There would be no container trucks on urban roads. The Colombo Port would be connected to the Wijewardene Mavatha rail yards by a tunnel. Trains would carry containers to and from the Colombo Port to dry ports in Veyangoda and elsewhere. Containers from the regions would use the circular highway to avoid city roads and reach the dry ports.

City roads would be subject to variable congestion pricing that uses gantry-based fare collection that would not require toll booths and the congestion they cause. The revenues would be ploughed back into public transport in the metro region. All urban public transport, except taxis, would be subsidized from dedicated funds. User fees would be collected electronically through stored-value cards.

Similar articulated public transport systems would be established in the other major cities, with scheduled bus services bringing commuters from the suburbs, since the volumes would not justify mass transit. The same electronic cards would be usable across the country.

Inter-city transport

The Main Line from Ragama (upto Jaffna, including spurs to Talaimannar, Trincomalee and Batticaloa) would be spun off as a public-private partnership. Dambulla, Anuradhapura, and Trincomaleeare among the main growth poles identified in the National Physical Plan. The tracks would be upgraded for fast trains and a spur constructed to connect Dambulla, even now a major commercial and tourist center. The trainservice would be professionally managed, completely separated from the Department of Railways. Ragama will be developed as a major passenger transportation hub, also providing rail connectivity to the International Airport.

Based on the success of the Main Line, the Southern Line, now extended to Kataragama, would also be handed over to a public-private partnership for investment, upgrading and professional management. Just between these two lines, the percentage of freight and passenger transport carried by rail would double from the respective two and six percent sharesthat existed in 2012.Cities not served by the Main and Southern Lineswould, for the most part, be served by intercity bus services.Sadly, it would not be possible to resurrect the upcountry railway lines.

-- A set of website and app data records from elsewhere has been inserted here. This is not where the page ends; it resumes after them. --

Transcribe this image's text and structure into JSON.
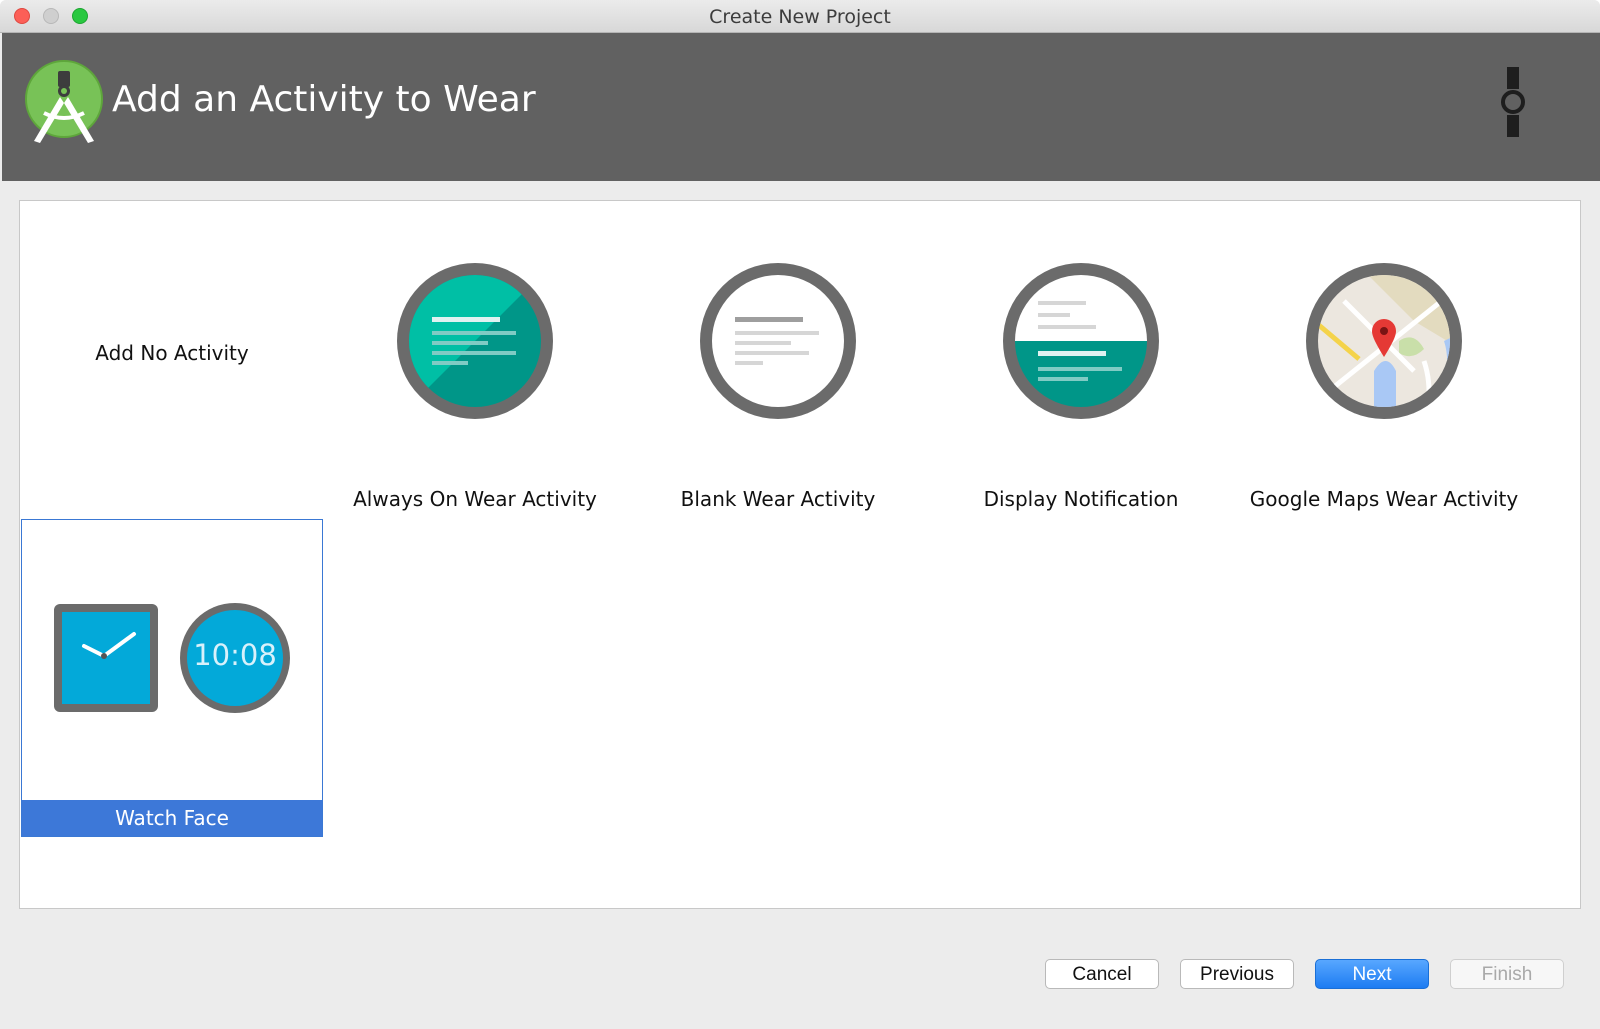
{
  "window": {
    "title": "Create New Project"
  },
  "header": {
    "title": "Add an Activity to Wear",
    "logo_icon": "android-studio-logo",
    "device_icon": "wear-watch-icon"
  },
  "gallery": {
    "items": [
      {
        "label": "Add No Activity",
        "selected": false
      },
      {
        "label": "Always On Wear Activity",
        "selected": false
      },
      {
        "label": "Blank Wear Activity",
        "selected": false
      },
      {
        "label": "Display Notification",
        "selected": false
      },
      {
        "label": "Google Maps Wear Activity",
        "selected": false
      },
      {
        "label": "Watch Face",
        "selected": true,
        "clock_time": "10:08"
      }
    ]
  },
  "footer": {
    "cancel_label": "Cancel",
    "previous_label": "Previous",
    "next_label": "Next",
    "finish_label": "Finish"
  },
  "colors": {
    "header_bg": "#616161",
    "selection": "#3d78d8",
    "teal": "#009688",
    "watch_blue": "#03a9d9"
  }
}
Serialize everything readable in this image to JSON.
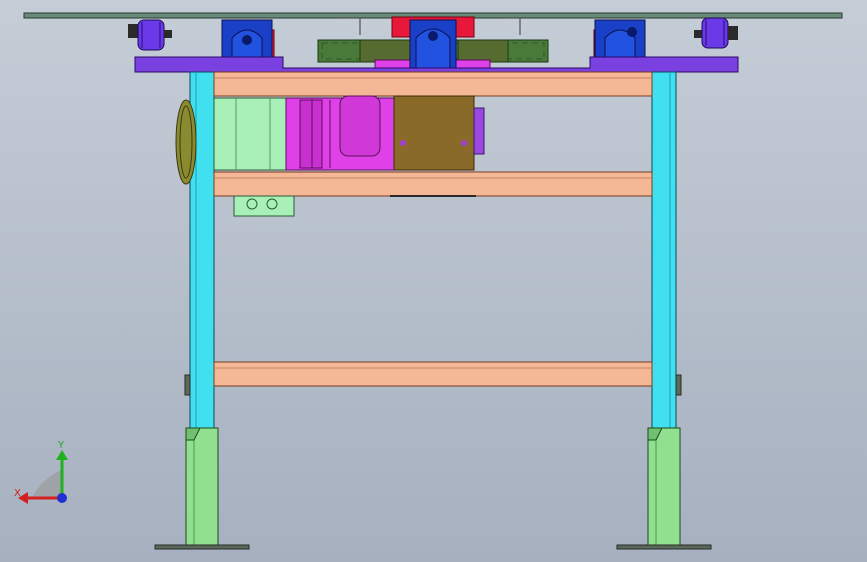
{
  "viewport": {
    "background_top": "#c5cdd7",
    "background_bottom": "#a6b0bf"
  },
  "triad": {
    "x_label": "X",
    "y_label": "Y",
    "x_color": "#d42020",
    "y_color": "#20b020",
    "z_color": "#2030d0"
  },
  "colors": {
    "plate": "#6a8a7a",
    "columns": "#40e0f0",
    "crossbeam": "#f5b896",
    "feet": "#90e090",
    "carriage": "#7a40e0",
    "motor": "#a8f0b8",
    "gearbox": "#e040e8",
    "gear_housing": "#8a6a28",
    "blue_block": "#1a40c8",
    "red_block": "#e8183a",
    "chain": "#4a7a3a"
  }
}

The current model developed in the Southern Expressway of a high-quality road that covers operational and maintenance costs through tolls will be extended and developed for all major intercity highways. The toll revenues will flow into a dedicated road maintenance fund that will be utilized solely for O&M expenditures on inter-provincial highways that are the responsibility of the central government. Provinces may operate highways within their jurisdiction as toll roads and maintain road maintenance funds.

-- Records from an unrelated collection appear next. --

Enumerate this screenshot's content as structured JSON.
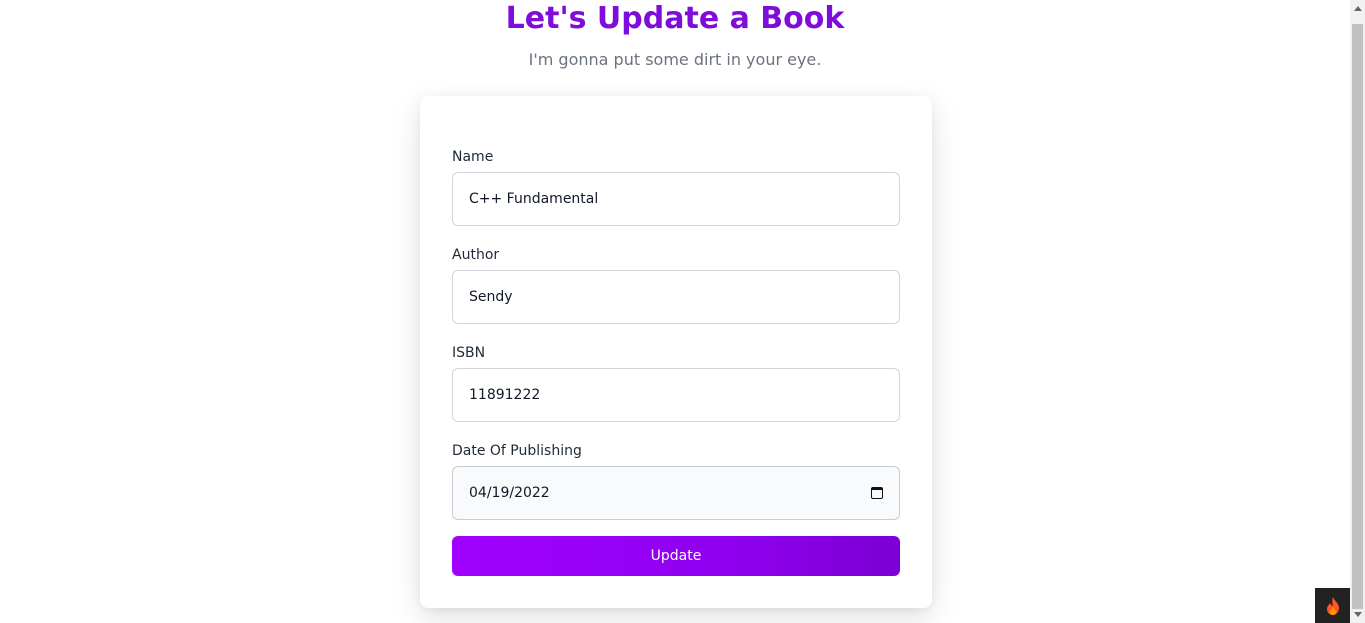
{
  "header": {
    "title": "Let's Update a Book",
    "subtitle": "I'm gonna put some dirt in your eye."
  },
  "form": {
    "name": {
      "label": "Name",
      "value": "C++ Fundamental"
    },
    "author": {
      "label": "Author",
      "value": "Sendy"
    },
    "isbn": {
      "label": "ISBN",
      "value": "11891222"
    },
    "date": {
      "label": "Date Of Publishing",
      "value": "04/19/2022"
    },
    "submit_label": "Update"
  },
  "colors": {
    "title": "#7e0ddb",
    "button": "#a100ff"
  },
  "icons": {
    "date_picker": "calendar-icon",
    "badge": "flame-icon"
  }
}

The proposed Expressway to Kandy via Kurunegala will be expedited since a viable railway service to the central highlandsis difficult to develop. In any case, the National Physical Plan does not envisage population increases in these areas.A state-of-the art bus service will be developed for the heavy-traffic Kandy-Colombo route, using the Colombo-Kurunegala expressway part of the way.

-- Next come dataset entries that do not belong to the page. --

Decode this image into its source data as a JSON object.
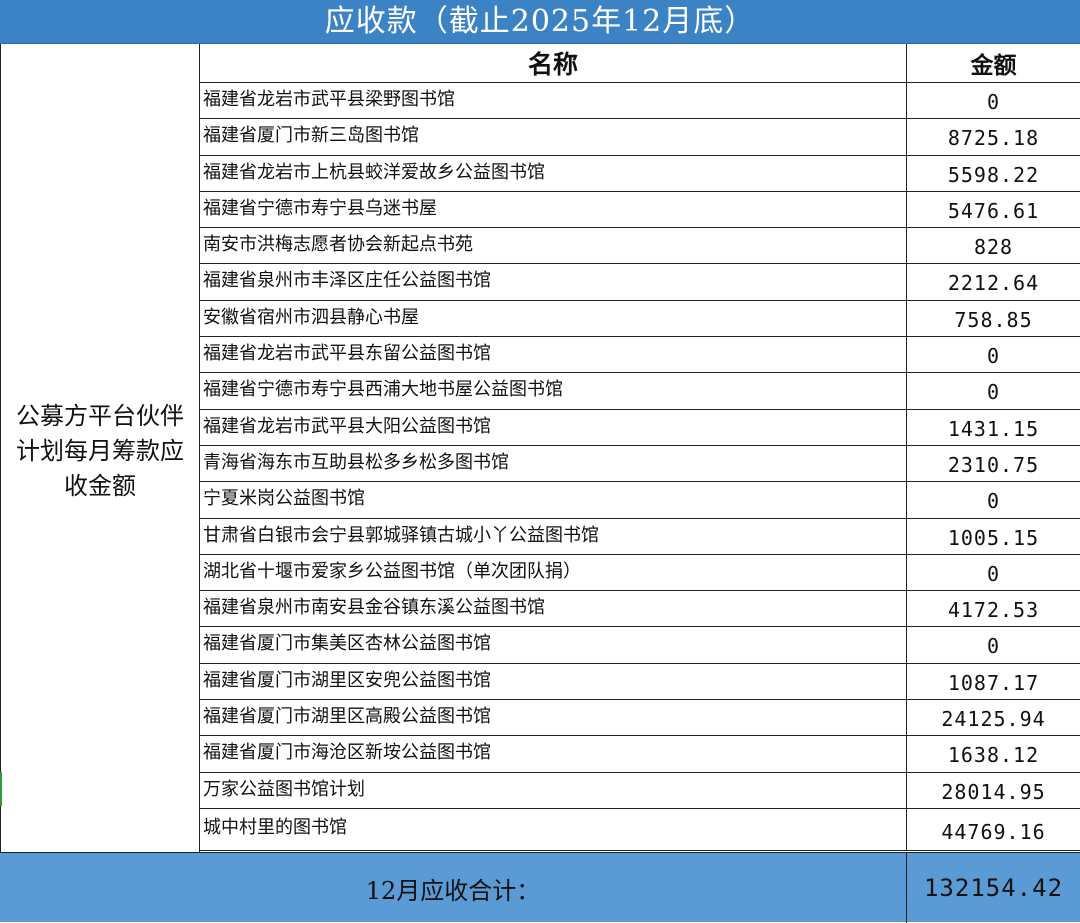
{
  "title": "应收款（截止2025年12月底）",
  "left_label": "公募方平台伙伴计划每月筹款应收金额",
  "columns": {
    "name": "名称",
    "amount": "金额"
  },
  "rows": [
    {
      "name": "福建省龙岩市武平县梁野图书馆",
      "amount": "0"
    },
    {
      "name": "福建省厦门市新三岛图书馆",
      "amount": "8725.18"
    },
    {
      "name": "福建省龙岩市上杭县蛟洋爱故乡公益图书馆",
      "amount": "5598.22"
    },
    {
      "name": "福建省宁德市寿宁县乌迷书屋",
      "amount": "5476.61"
    },
    {
      "name": "南安市洪梅志愿者协会新起点书苑",
      "amount": "828"
    },
    {
      "name": "福建省泉州市丰泽区庄任公益图书馆",
      "amount": "2212.64"
    },
    {
      "name": "安徽省宿州市泗县静心书屋",
      "amount": "758.85"
    },
    {
      "name": "福建省龙岩市武平县东留公益图书馆",
      "amount": "0"
    },
    {
      "name": "福建省宁德市寿宁县西浦大地书屋公益图书馆",
      "amount": "0"
    },
    {
      "name": "福建省龙岩市武平县大阳公益图书馆",
      "amount": "1431.15"
    },
    {
      "name": "青海省海东市互助县松多乡松多图书馆",
      "amount": "2310.75"
    },
    {
      "name": "宁夏米岗公益图书馆",
      "amount": "0"
    },
    {
      "name": "甘肃省白银市会宁县郭城驿镇古城小丫公益图书馆",
      "amount": "1005.15"
    },
    {
      "name": "湖北省十堰市爱家乡公益图书馆（单次团队捐）",
      "amount": "0"
    },
    {
      "name": "福建省泉州市南安县金谷镇东溪公益图书馆",
      "amount": "4172.53"
    },
    {
      "name": "福建省厦门市集美区杏林公益图书馆",
      "amount": "0"
    },
    {
      "name": "福建省厦门市湖里区安兜公益图书馆",
      "amount": "1087.17"
    },
    {
      "name": "福建省厦门市湖里区高殿公益图书馆",
      "amount": "24125.94"
    },
    {
      "name": "福建省厦门市海沧区新垵公益图书馆",
      "amount": "1638.12"
    },
    {
      "name": "万家公益图书馆计划",
      "amount": "28014.95"
    },
    {
      "name": "城中村里的图书馆",
      "amount": "44769.16"
    }
  ],
  "total": {
    "label": "12月应收合计：",
    "value": "132154.42"
  },
  "colors": {
    "title_bg": "#3c83c6",
    "total_bg": "#5b9bd5",
    "grid": "#222222"
  }
}
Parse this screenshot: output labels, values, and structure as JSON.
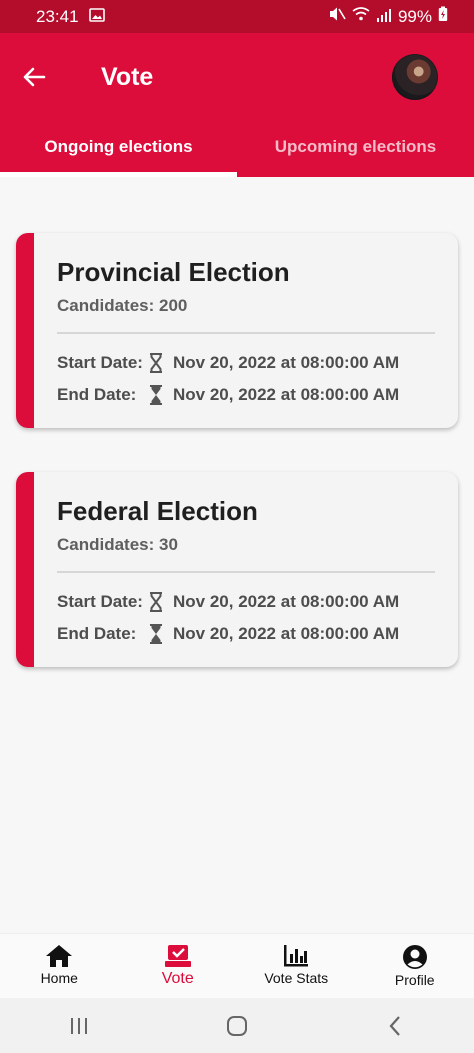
{
  "status_bar": {
    "time": "23:41",
    "battery": "99%"
  },
  "header": {
    "title": "Vote"
  },
  "tabs": [
    {
      "label": "Ongoing elections",
      "active": true
    },
    {
      "label": "Upcoming elections",
      "active": false
    }
  ],
  "elections": [
    {
      "name": "Provincial Election",
      "candidates": "Candidates: 200",
      "start_label": "Start Date:",
      "start_value": "Nov 20, 2022 at 08:00:00 AM",
      "end_label": "End Date:",
      "end_value": "Nov 20, 2022 at 08:00:00 AM"
    },
    {
      "name": "Federal Election",
      "candidates": "Candidates: 30",
      "start_label": "Start Date:",
      "start_value": "Nov 20, 2022 at 08:00:00 AM",
      "end_label": "End Date:",
      "end_value": "Nov 20, 2022 at 08:00:00 AM"
    }
  ],
  "bottom_nav": [
    {
      "label": "Home",
      "icon": "home-icon"
    },
    {
      "label": "Vote",
      "icon": "vote-icon",
      "active": true
    },
    {
      "label": "Vote Stats",
      "icon": "bar-chart-icon"
    },
    {
      "label": "Profile",
      "icon": "account-circle-icon"
    }
  ],
  "colors": {
    "primary": "#dc0d3b",
    "status_bar": "#b40d2c"
  }
}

Intercity passenger transport will not be subsidized, except for discounts on tolls. During the transition phase government employees will be provided free passes to facilitate the reforms and ease the transition.

Hardest problem

The hardest problem of all is that of contentment with low-cost, low-quality equilibrium that we are stuck in. Those who are unhappy find their personal workarounds and do not support the upgrading of the public system.

The existence of multiple low-cost and low-quality alternatives prevents momentum being built up for the reform of any one mode.

People sick of buses, shift to three-wheelers and so on.


Rohan Samarajiva heads LirneAsia, a regional think tank. He was also a former telecoms regulator in Sri Lanka. To read previous columns go to LBOs main navigation panel and click on the ‘Choices’ category.